Philip E. Paré
KTH Royal Institute of Technology
The study of spreading processes has been a topic of interest for many years over a wide range of areas, including computer science, mathematical systems, biology, physics, social sciences, and economics. More recently, there has been a resurgence of interest in the study of spreading processes focused on spread over networks, motivated not only by security threats posed by computer viruses, but also recent devastating outbreaks of infectious diseases and the rapid spread of opinions and misinformation over social networks. Up to this point these network-dependent spread models have not been validated by real data.

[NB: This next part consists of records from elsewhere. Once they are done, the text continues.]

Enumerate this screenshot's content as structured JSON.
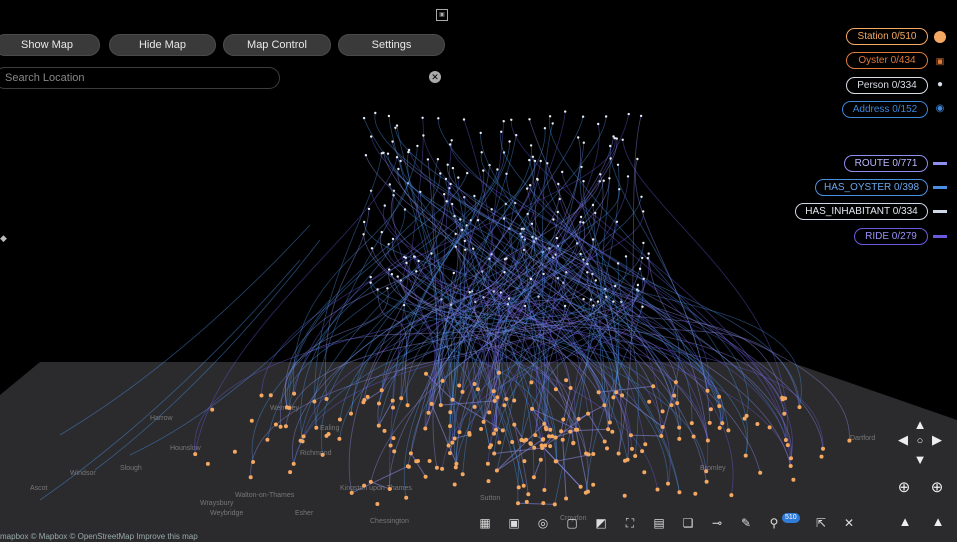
{
  "top_buttons": {
    "show_map": "Show Map",
    "hide_map": "Hide Map",
    "map_control": "Map Control",
    "settings": "Settings"
  },
  "search": {
    "placeholder": "Search Location"
  },
  "legend_nodes": [
    {
      "label": "Station 0/510",
      "color": "#f5a861",
      "icon": "circle-icon"
    },
    {
      "label": "Oyster 0/434",
      "color": "#e07a3a",
      "icon": "card-icon"
    },
    {
      "label": "Person 0/334",
      "color": "#d8dde6",
      "icon": "person-icon"
    },
    {
      "label": "Address 0/152",
      "color": "#3d86d8",
      "icon": "location-icon"
    }
  ],
  "legend_edges": [
    {
      "label": "ROUTE 0/771",
      "color": "#8f8ff0"
    },
    {
      "label": "HAS_OYSTER 0/398",
      "color": "#4a90e2"
    },
    {
      "label": "HAS_INHABITANT 0/334",
      "color": "#cfd8e6"
    },
    {
      "label": "RIDE 0/279",
      "color": "#6a5ae0"
    }
  ],
  "map_labels": [
    "Wraysbury",
    "Walton-on-Thames",
    "Weybridge",
    "Esher",
    "Kingston upon Thames",
    "Richmond",
    "Hounslow",
    "Ealing",
    "Wembley",
    "Harrow",
    "Croydon",
    "Sutton",
    "Bromley",
    "Dartford",
    "Chessington",
    "Ascot",
    "Windsor",
    "Slough"
  ],
  "toolbar_badge": "510",
  "attribution": "mapbox  © Mapbox © OpenStreetMap Improve this map",
  "colors": {
    "station": "#f5a861",
    "route": "#8f8ff0",
    "oyster_line": "#4a90e2",
    "ride": "#6a5ae0",
    "map_plane": "#2b2b2d"
  }
}
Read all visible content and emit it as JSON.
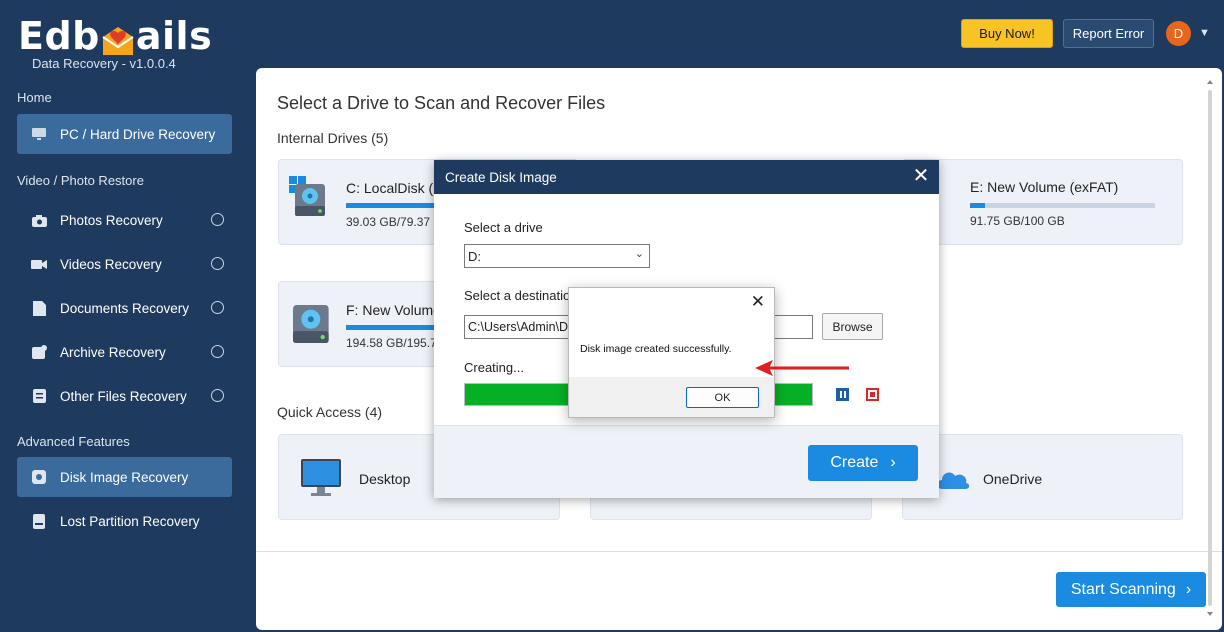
{
  "app": {
    "logo_text_pre": "Edb",
    "logo_text_post": "ails",
    "subtitle": "Data Recovery - v1.0.0.4"
  },
  "header": {
    "buy_now": "Buy Now!",
    "report_error": "Report Error",
    "avatar_initial": "D"
  },
  "sidebar": {
    "home_heading": "Home",
    "pc_recovery": "PC / Hard Drive Recovery",
    "video_heading": "Video / Photo Restore",
    "photos": "Photos Recovery",
    "videos": "Videos Recovery",
    "documents": "Documents Recovery",
    "archive": "Archive Recovery",
    "other": "Other Files Recovery",
    "advanced_heading": "Advanced Features",
    "disk_image": "Disk Image Recovery",
    "lost_partition": "Lost Partition Recovery"
  },
  "main": {
    "title": "Select a Drive to Scan and Recover Files",
    "internal_drives": "Internal Drives (5)",
    "quick_access": "Quick Access (4)",
    "start_scanning": "Start Scanning",
    "drives": [
      {
        "name": "C: LocalDisk (I",
        "size": "39.03 GB/79.37 G",
        "used": 0.49
      },
      {
        "name": "E: New Volume (exFAT)",
        "size": "91.75 GB/100 GB",
        "used": 0.08
      },
      {
        "name": "F: New Volume",
        "size": "194.58 GB/195.79",
        "used": 0.99
      }
    ],
    "quick": [
      {
        "name": "Desktop"
      },
      {
        "name": "OneDrive"
      }
    ]
  },
  "dialog": {
    "title": "Create Disk Image",
    "select_drive_label": "Select a drive",
    "drive_value": "D:",
    "destination_label": "Select a destinatio",
    "path_value": "C:\\Users\\Admin\\D",
    "browse": "Browse",
    "creating": "Creating...",
    "progress": 1.0,
    "create": "Create"
  },
  "message": {
    "text": "Disk image created successfully.",
    "ok": "OK"
  },
  "colors": {
    "sidebar_bg": "#1f3a5f",
    "accent": "#1a8be0",
    "progress": "#06b025",
    "buy": "#f7c325",
    "arrow": "#e01e1e"
  }
}
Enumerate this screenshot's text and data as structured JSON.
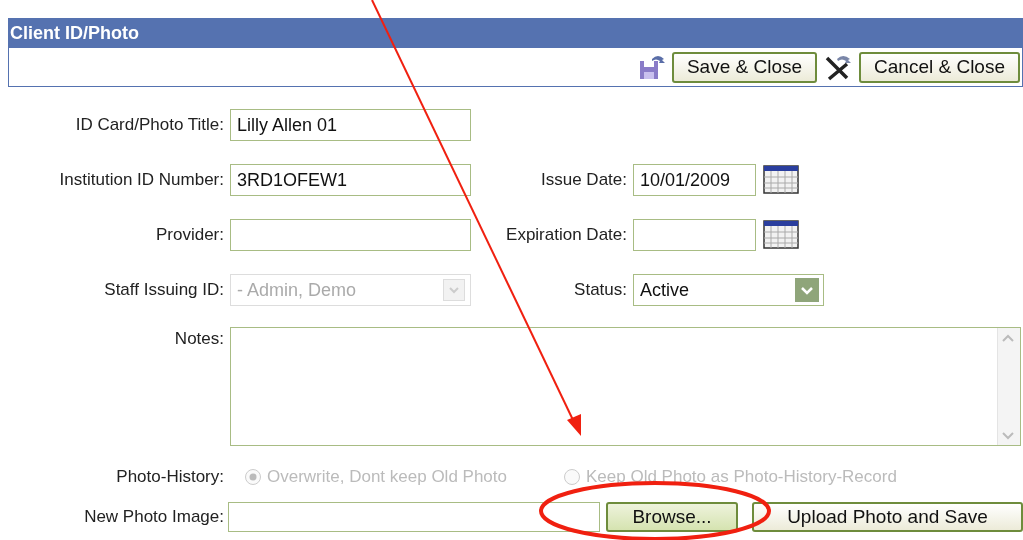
{
  "window": {
    "title": "Client ID/Photo"
  },
  "toolbar": {
    "buttons": [
      {
        "kind": "save",
        "label": "Save & Close"
      },
      {
        "kind": "cancel",
        "label": "Cancel & Close"
      }
    ]
  },
  "form": {
    "rows": [
      {
        "fields": [
          {
            "kind": "text",
            "label": "ID Card/Photo Title:",
            "value": "Lilly Allen 01"
          }
        ]
      },
      {
        "fields": [
          {
            "kind": "text",
            "label": "Institution ID Number:",
            "value": "3RD1OFEW1"
          },
          {
            "kind": "date",
            "label": "Issue Date:",
            "value": "10/01/2009"
          }
        ]
      },
      {
        "fields": [
          {
            "kind": "text",
            "label": "Provider:"
          },
          {
            "kind": "date",
            "label": "Expiration Date:"
          }
        ]
      },
      {
        "fields": [
          {
            "kind": "select",
            "label": "Staff Issuing ID:",
            "value": "- Admin, Demo",
            "disabled": true
          },
          {
            "kind": "select",
            "label": "Status:",
            "value": "Active",
            "disabled": false
          }
        ]
      }
    ],
    "notes": {
      "label": "Notes:"
    },
    "photo_history": {
      "label": "Photo-History:",
      "options": [
        {
          "label": "Overwrite, Dont keep Old Photo",
          "selected": true,
          "disabled": true
        },
        {
          "label": "Keep Old Photo as Photo-History-Record",
          "selected": false,
          "disabled": true
        }
      ]
    },
    "new_photo": {
      "label": "New Photo Image:",
      "browse": "Browse...",
      "upload": "Upload Photo and Save"
    }
  }
}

In this talk, I present and analyze mathematical models for network-dependent spread. I use the analysis to validate the first model employing John Snow's classical work on cholera epidemics in London in the 1850's. Given the demonstrated validity of the model, I discuss several control strategies for mitigating spread, and formulate a tractable antidote administration problem that significantly reduces spread. Motivated by competing USDA farm subsidy programs, I present and analyze a model for multiple competing viruses spreading over multi-layered networks. Further, I present a technique for estimating the healing and infection parameters of the model from time series data. I validate the multi-virus model by applying this technique to the USDA farm subsidy dataset, and improve upon the results by employing an online learning algorithm. Finally, motivated by recent contaminated water-related outbreaks in Scandinavia, I propose a layered infrastructure network model and explore when the source of an outbreak can be detected. I conclude my talk by discussing various directions for compelling future work, including combining the online learning algorithms with the control techniques to develop data-driven mitigation strategies.
Philip E. Paré received his B.S. in Mathematics with University Honors and his M.S. in Computer Science from Brigham Young University, Provo, UT, in 2012 and 2014, respectively, and his Ph.D. in Electrical and Computer Engineering (ECE) from the University of Illinois at Urbana-Champaign (UIUC), Urbana, IL in 2018. He is currently a postdoctoral scholar in the Division of Decision and Control Systems in the School of Electrical Engineering and Computer Science at KTH Royal Institute of Technology in Stockholm, Sweden. Philip was the recipient of the 2017-2018 Robert T. Chien Memorial Award for excellence in research from the UIUC ECE Department and named a 2017-2018 UIUC College of Engineering Mavis Future Faculty Fellow. His research interests include the modeling, control, and security of dynamic networked systems, such as, epidemiological, infrastructure, biological, economic systems, and social networks.